The ground stabilization apparatus 10 is preferably made from a relatively rigid (but with some flexibility), non-breakable and high impact plastic such as high density polyethylene or polypropylene. Consideration should be given to the durability of the various materials in different temperature extremes, as the ground stabilization apparatus 10 can be used in climates where the ground freezes in the winter, as well as very warm climates. The ground stabilization apparatus 10 can also be made from an elongated metal section such as steel rebar; the pieces of which are bent and welded into the shape of the ground stabilization assembly.

To summarize some of the significant aspects of the present invention, the following comments are provided. First, it is evident that there has been a long felt need for practical improvements in installing posts at a ground location so that the lower end of the post is provided with a stable base to have substantial resistance to the tilting of the post. There is a very substantial quantity of posts installed yearly (worldwide), and yet (to the best knowledge of the applicant) the most common method of attempting to improve the stability of the post is to pour large quantity of concrete into a large post hole. This is costly, wasteful, and labor intensive and difficult to repair. Further, the analysis performed in connection with the present invention indicates that in large part the prior art concepts have been based on analyses rather different than those upon which the present invention are based. The present invention is not based upon a concept of simply expanding the underground surface area of the post. Rather, the present invention distributes the load at a location closer to the ground surface and distributes this laterally out into the surrounding earth at an upper location, thus effectively increasing the moment arm about which the forces within the soil are applied and increasing stability. Also, present analysis indicates that use of the present invention accomplishes this task more effectively, and yet in a less expensive and more convenient manner, and further with less material waste.

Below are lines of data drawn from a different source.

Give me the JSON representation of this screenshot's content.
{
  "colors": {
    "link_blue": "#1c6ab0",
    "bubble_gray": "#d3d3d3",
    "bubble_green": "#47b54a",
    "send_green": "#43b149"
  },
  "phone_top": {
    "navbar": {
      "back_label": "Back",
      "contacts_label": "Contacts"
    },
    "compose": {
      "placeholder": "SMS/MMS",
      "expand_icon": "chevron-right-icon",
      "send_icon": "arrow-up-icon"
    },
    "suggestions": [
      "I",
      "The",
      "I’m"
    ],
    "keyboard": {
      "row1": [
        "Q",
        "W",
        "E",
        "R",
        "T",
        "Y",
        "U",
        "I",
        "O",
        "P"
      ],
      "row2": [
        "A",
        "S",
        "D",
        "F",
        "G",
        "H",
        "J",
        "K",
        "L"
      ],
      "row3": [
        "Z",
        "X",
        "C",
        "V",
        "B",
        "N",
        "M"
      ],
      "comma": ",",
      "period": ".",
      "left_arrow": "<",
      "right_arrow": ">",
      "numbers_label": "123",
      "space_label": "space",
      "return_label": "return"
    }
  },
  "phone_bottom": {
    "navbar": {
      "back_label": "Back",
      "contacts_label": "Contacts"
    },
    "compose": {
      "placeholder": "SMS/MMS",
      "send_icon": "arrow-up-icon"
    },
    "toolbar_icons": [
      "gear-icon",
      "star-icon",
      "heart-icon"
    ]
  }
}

While this invention has been described in terms of its preferred embodiments, it is contemplated that persons reading the preceding description and studying the drawing will realize that various alterations, permutations and modifications thereof are possible. It is therefore intended that the following appended claims are interpreted as including all such alterations and modifications as fall within the true spirit and scope of the present invention.